I intend no sarcasm or mean-spiritedness in these questions.  I realize the questions and my blogging habits might confuse, but I sincerely would like to hear more than a couple of passages such as Galatians 4:10-11 to condemn this practice.

From the Vault-Scripture Abuse, Part 1

(This was a bulletin article from a couple of years ago that also appeared on the http://www.preacherspen.org site before it got eaten.)

We have societies and organizations to defend animals. Child abuse cases have been in the local and national news constantly of late. I wonder, though, if anyone cares about Scripture abuse. The Bible is abused, misused, neglected, and forced to say and do things it really shouldn’t all the time (preachers are the guiltiest of this). Neglect may be the most common form of Scripture abuse but the others are bad, too. I would like to point out some passages that, in my opinion, are abused often.

Whenever we talk about the worship assembly, two passages are used to back up whatever opinions we have. John 4:24 (“His worshippers must worship in spirit and truth”) and 1 Corinthians 14:40 (“fitting and orderly way, decent and in order”) are often quoted when discussing how our assemblies should be. I find it interesting that if you have 10 different people with 10 different opinions about what “in spirit and in truth” and “fitting and orderly way” actually mean, instead of seeking to understand what each other means, they think it is sufficient to quote these verses and all others must back down. We have made these passages say what we want them to say.

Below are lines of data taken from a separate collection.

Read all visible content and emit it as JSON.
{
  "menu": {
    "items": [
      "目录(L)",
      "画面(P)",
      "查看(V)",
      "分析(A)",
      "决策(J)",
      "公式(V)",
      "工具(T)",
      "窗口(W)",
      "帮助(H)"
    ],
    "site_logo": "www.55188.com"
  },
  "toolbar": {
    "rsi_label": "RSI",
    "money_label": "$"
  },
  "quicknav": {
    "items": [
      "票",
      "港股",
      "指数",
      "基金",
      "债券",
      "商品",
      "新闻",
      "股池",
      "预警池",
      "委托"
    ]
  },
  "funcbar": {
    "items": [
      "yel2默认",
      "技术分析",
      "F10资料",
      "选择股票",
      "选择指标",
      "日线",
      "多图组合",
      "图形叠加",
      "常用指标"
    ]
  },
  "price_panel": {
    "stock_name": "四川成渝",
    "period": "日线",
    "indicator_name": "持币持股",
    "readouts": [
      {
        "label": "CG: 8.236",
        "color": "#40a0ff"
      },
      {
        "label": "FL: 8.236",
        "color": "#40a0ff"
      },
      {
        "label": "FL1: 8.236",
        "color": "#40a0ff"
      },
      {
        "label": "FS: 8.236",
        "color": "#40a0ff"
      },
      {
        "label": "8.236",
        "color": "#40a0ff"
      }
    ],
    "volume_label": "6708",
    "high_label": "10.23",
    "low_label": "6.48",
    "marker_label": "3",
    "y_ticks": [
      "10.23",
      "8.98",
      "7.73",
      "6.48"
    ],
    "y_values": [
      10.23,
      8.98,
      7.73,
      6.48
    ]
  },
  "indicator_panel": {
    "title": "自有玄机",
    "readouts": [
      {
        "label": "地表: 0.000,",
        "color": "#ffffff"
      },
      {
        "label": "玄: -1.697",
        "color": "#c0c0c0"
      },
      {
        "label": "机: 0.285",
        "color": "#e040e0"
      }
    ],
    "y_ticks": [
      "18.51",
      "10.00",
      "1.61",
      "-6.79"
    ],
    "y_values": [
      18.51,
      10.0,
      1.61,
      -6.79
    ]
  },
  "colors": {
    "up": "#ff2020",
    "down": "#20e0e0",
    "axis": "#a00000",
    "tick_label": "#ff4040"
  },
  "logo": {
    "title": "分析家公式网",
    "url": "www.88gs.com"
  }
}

Sometimes our opinions might be correct but we use the wrong scripture to back it up. Proverbs 29:18 in the KJV says, “Where there is no vision, the people perish”. This is often quoted to say we must have great vision, in the sense of leadership, planning, great ideas for God. These things are great; but Proverbs 29:18 is saying something else. Here, it is talking about revelation or prophecy, from God, not vision in the sense of planning ahead. Even by reading the full verse in the KJV, we see that one who “keepeth the law” is happy. The law is revelation from God. This passage is clearer in more recent translations. It sounds good, but we should look elsewhere to support the idea.

In 1 Peter 2:9, some translations say that we are a “peculiar people”. You and I have heard preachers talk about how the world will look at us as weird or different because we follow Jesus. Well, the concept is true but isn’t found in that word. Fortunately, though, it is found in the same verse. Merriam Webster tells us that he word “peculiar” comes from the Latin meaning “private property.” That is the sense of the word which is also translated, “a people for God’s own possession” (NAS). Much of the comments made about being different are rooted in the concept of being “Holy,” or “set apart.”

These are just a few examples of many ways we abuse scripture. Just because the Bible says, “God is love,” doesn’t mean we can define “God” and “love” however we want to. Most of us at one time or another bring our personal opinions to the Bible and find passages that seem to back them up. That is very different than studying the Word and seeking to submit to It.